Of course, that was over 200 years ago, but incidents like this are still occuring, with potentially dangerous colouring agents like coal tar dye and Prussian blue added to sub-standard teas to improve appearance and con the customer. In 2019, the Food Safety and Standards Authority of India seized 1.5 tonnes of tea dust with high concentrations of colourants, while in China, authorities raided a business that had been selling fake tea online since 2017, and seizing 40 tonnes of fake tea adulterated with colouring agents. Mislabelling of geographic origin, provenance, picking season and processing type is also rife – as these can all contribute to the price of tea. Darjeeling tea is a great example of this, with sales of supposed “Darjeeling tea” greatly exceeding the amount of tea produced in that region each year (read our blog ‘Why Darjeeling tea should only come from Darjeeling’ here). Ours is bought direct from the Potong tea garden. Even in the UK, one well-known tea producer markets their tea blends as ‘English tea’, when in fact the amount of English-grown tea in the blend is negligible. Not like our pals at the Tea Gardens of Scotland collective who only produce 100% Scottish-grown tea – like the fantastic Nine Ladies Dancing, which will be available on our website nearer Christmas.
02 | Darjeeling tea plucker at Samabeong estate.
03 | Beverly Wainwright, consultant and tea maker at the Tea Gardens of Scotland collective.
Like other globally traded commodities, tea is also more vulnerable to fraud because of problems like complex supply chains, climate-dependency and crop failure, consumer demand for sustainability and a tendency towards poor working conditions in the industry.
Until now, identifying fraudulent teas has been a lengthy and expensive process. But this could be about to change. Professor Chris Elliot and Dr. Di Wu at Queen’s University Belfast are conducting a ground-breaking research project as part of their work for the Institute of Global Food Security. Using cutting-edge analytical methods, they are testing tea from a range of geographical locations to produce what they call a ‘chemical fingerprinting’ map. If successful, the map will be able to test tea samples from anywhere in the world, and determine the country and region from which the tea came. It’ll also test for known bulking agents, like Prussian Blue, coal tar dye, indigo, soapstone, plumbago and gypsum.
This could be a revolutionary development in the tea industry and beyond. If we’re able to significantly reduce or even eradicate the amount of fraudulent tea in supply chains, the possibilities for improving transparency and integrity in the industry are endless. Until then, keep buying the very best tea you can afford from the most transparent outfits.
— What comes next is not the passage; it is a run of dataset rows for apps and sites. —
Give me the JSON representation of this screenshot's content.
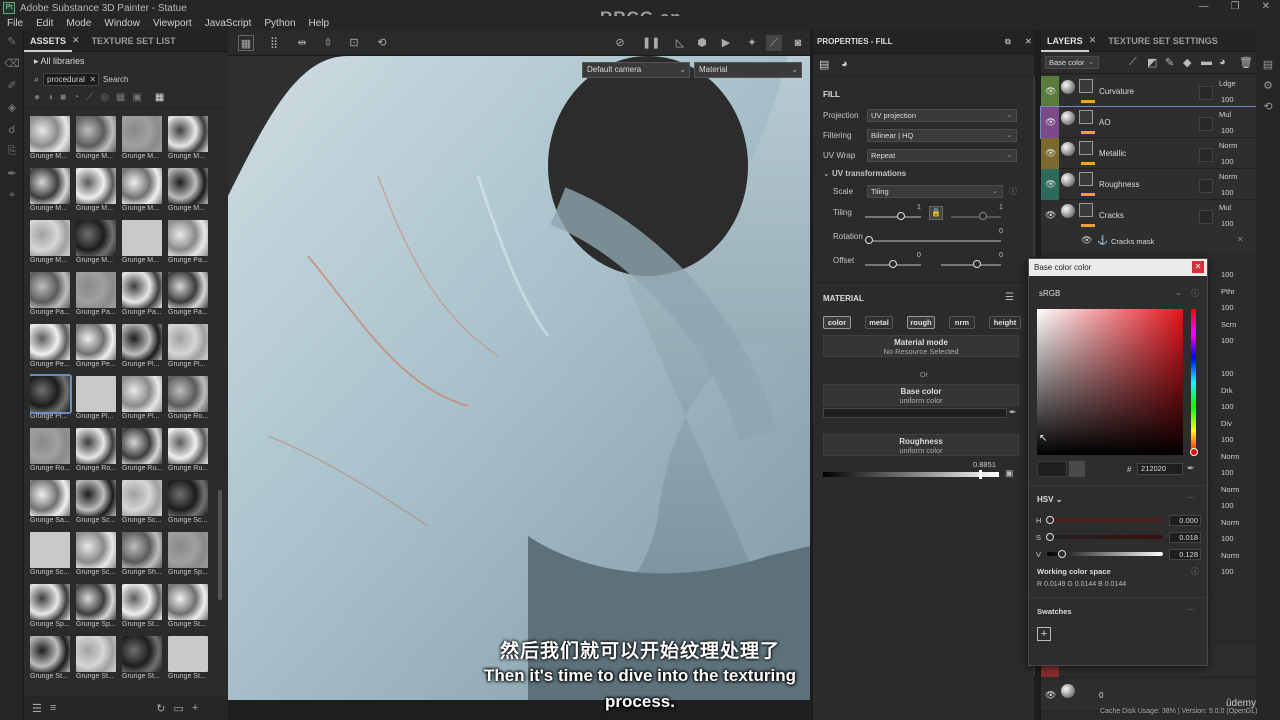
{
  "titlebar": {
    "app_title": "Adobe Substance 3D Painter - Statue",
    "logo": "Pt",
    "buttons": [
      "—",
      "❐",
      "✕"
    ]
  },
  "menu": [
    "File",
    "Edit",
    "Mode",
    "Window",
    "Viewport",
    "JavaScript",
    "Python",
    "Help"
  ],
  "watermark": "RRCG.cn",
  "assets": {
    "tabs": [
      "ASSETS",
      "TEXTURE SET LIST"
    ],
    "all_libraries": "All libraries",
    "search_value": "procedural",
    "search_label": "Search",
    "thumbnails": [
      "Grunge M...",
      "Grunge M...",
      "Grunge M...",
      "Grunge M...",
      "Grunge M...",
      "Grunge M...",
      "Grunge M...",
      "Grunge M...",
      "Grunge M...",
      "Grunge M...",
      "Grunge M...",
      "Grunge Pa...",
      "Grunge Pa...",
      "Grunge Pa...",
      "Grunge Pa...",
      "Grunge Pa...",
      "Grunge Pe...",
      "Grunge Pe...",
      "Grunge Pl...",
      "Grunge Pl...",
      "Grunge Pl...",
      "Grunge Pl...",
      "Grunge Pl...",
      "Grunge Ro...",
      "Grunge Ro...",
      "Grunge Ro...",
      "Grunge Ru...",
      "Grunge Ru...",
      "Grunge Sa...",
      "Grunge Sc...",
      "Grunge Sc...",
      "Grunge Sc...",
      "Grunge Sc...",
      "Grunge Sc...",
      "Grunge Sh...",
      "Grunge Sp...",
      "Grunge Sp...",
      "Grunge Sp...",
      "Grunge St...",
      "Grunge St...",
      "Grunge St...",
      "Grunge St...",
      "Grunge St...",
      "Grunge St..."
    ],
    "selected_index": 20
  },
  "viewport": {
    "camera": "Default camera",
    "mode": "Material"
  },
  "properties": {
    "header": "PROPERTIES - FILL",
    "fill_label": "FILL",
    "projection_label": "Projection",
    "projection_value": "UV projection",
    "filtering_label": "Filtering",
    "filtering_value": "Bilinear | HQ",
    "uvwrap_label": "UV Wrap",
    "uvwrap_value": "Repeat",
    "uvtrans_label": "UV transformations",
    "scale_label": "Scale",
    "scale_value": "Tiling",
    "tiling_label": "Tiling",
    "tiling_value": "1",
    "rotation_label": "Rotation",
    "rotation_value": "0",
    "offset_label": "Offset",
    "offset_x": "0",
    "offset_y": "0",
    "material_label": "MATERIAL",
    "channels": [
      "color",
      "metal",
      "rough",
      "nrm",
      "height"
    ],
    "material_mode_title": "Material mode",
    "material_mode_value": "No Resource Selected",
    "or_label": "Or",
    "basecolor_title": "Base color",
    "basecolor_value": "uniform color",
    "roughness_title": "Roughness",
    "roughness_value": "uniform color",
    "roughness_number": "0.8851",
    "roughness_level": 0.8851
  },
  "layers": {
    "tabs": [
      "LAYERS",
      "TEXTURE SET SETTINGS"
    ],
    "channel_select": "Base color",
    "items": [
      {
        "name": "Curvature",
        "blend": "Ldge",
        "opacity": "100",
        "color": "#5a7a3e"
      },
      {
        "name": "AO",
        "blend": "Mul",
        "opacity": "100",
        "color": "#7a4a8a"
      },
      {
        "name": "Metallic",
        "blend": "Norm",
        "opacity": "100",
        "color": "#7a6a2e"
      },
      {
        "name": "Roughness",
        "blend": "Norm",
        "opacity": "100",
        "color": "#2e6a5a"
      },
      {
        "name": "Cracks",
        "blend": "Mul",
        "opacity": "100",
        "color": "#2e2e2e"
      }
    ],
    "mask_name": "Cracks mask",
    "right_column": [
      {
        "blend": "",
        "op": "100"
      },
      {
        "blend": "Pthr",
        "op": "100"
      },
      {
        "blend": "Scrn",
        "op": "100"
      },
      {
        "blend": "",
        "op": "100"
      },
      {
        "blend": "Drk",
        "op": "100"
      },
      {
        "blend": "Div",
        "op": "100"
      },
      {
        "blend": "Norm",
        "op": "100"
      },
      {
        "blend": "Norm",
        "op": "100"
      },
      {
        "blend": "Norm",
        "op": "100"
      },
      {
        "blend": "Norm",
        "op": "100"
      }
    ],
    "bottom_layer_name": "0"
  },
  "picker": {
    "title": "Base color color",
    "colorspace": "sRGB",
    "hex_label": "#",
    "hex_value": "212020",
    "mode": "HSV",
    "h_label": "H",
    "h_value": "0.000",
    "s_label": "S",
    "s_value": "0.018",
    "v_label": "V",
    "v_value": "0.128",
    "working_label": "Working color space",
    "working_values": "R 0.0149  G 0.0144  B 0.0144",
    "swatches_label": "Swatches"
  },
  "subtitles": {
    "cn": "然后我们就可以开始纹理处理了",
    "en_line1": "Then it's time to dive into the texturing",
    "en_line2": "process."
  },
  "status": {
    "text": "Cache Disk Usage:   38%  |  Version: 9.0.0 (OpenGL)",
    "brand": "ûdemy"
  }
}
Canton wins our starry partners and pleasing plaudits because since 2007, we’ve always been true to our core aims and values: to build relationships with producers, to buy direct with the shortest supply chain, and to strive to serve the best.